Women who have MRKH syndrome cannot naturally carry a pregnancy due to an underdeveloped or absent uterus. They can have a baby through surrogacy, where another woman carry the baby in her (womb).

Can she have a baby from her own eggs? 

This depends upon the condition of her ovaries. While some may have fully functional ovaries, others may not have a good ovarian function. In the latter case, they can develop embryos through donor eggs fertilized by the husband’s sperm. Those who have good ovarian function can have  their own eggs fertilised with their partner’s or donor sperm and can have a baby through surrogacy. It is done through In vitro Fertilization or IVF as it is commonly known (Test Tube Baby).

Pearls of wisdom for absent or underdeveloped vagina.

1. Be in touch with your body to understand it well as you are not the only one having this condition.

2. You are not born less as absence or underdeveloped vagina cannot define women.

3. Advances in medical science can enable you to have and enjoy a normal sex life

4. There are many different options around dilation and lengthening a vagina and the best guidance will be provided at our center at Yash IVF, Deccan.

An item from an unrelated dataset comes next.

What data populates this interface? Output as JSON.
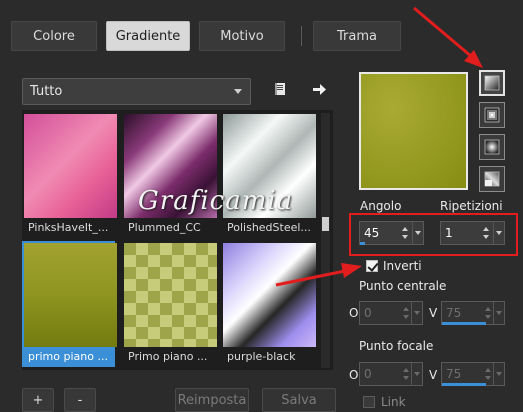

5. Most of the time, women with MRKHS have ovaries, so can ovulate, may have cyclic abdomen pain

At Yash IVF we have seen & treated about 5 such cases in the last couple of years.

A few of these cases were diagnosed at Yash IVF while the others were referred for pregnancy.

Treatment pattern was divided into 2 phases.  – The first phase being enabling the woman to have a normal sex life. Comprehensive tests,  targetted therapy from our team of gynecologists, reproductive endocrinologists and genetic counselors, followed by reconstructive surgery for creating a vagina (vaginoplasty) makes this a reality.

The next phase is enabling parenthood for the couple. 

Some Ladies with MRKHS may have normal ovarian function and can ovulate. Others may not have functional ovaries.

Those with functional ovaries can undergo hormonal stimulation and their eggs can be harvested and fertilised by the sperm of their husbands. Those without a functional ovary can utilize the services of a donor. Eggs harvested from the donor’s ovaries can be fertilised by the husband of the MRKHS patient to generate healthy embryos.  Since the woman does not have a uterus, she can not bear her own child and so has to resort to surrogacy to make this a reality.  So  they can have a child through surrogacy by implanting embryos generated as above, into the womb of a surrogate mother.

We are a registered Surrogacy center and have our own ART Bank as well, in case donor eggs are required. This makes it easier for our patients as all the processes can be accomplished under a single umbrella.

Thank you for reading our blog on MRKHS syndrome. For more information about this condition or to schedule a consultation with one of our specialists, please contact YASH IVF.


Add comment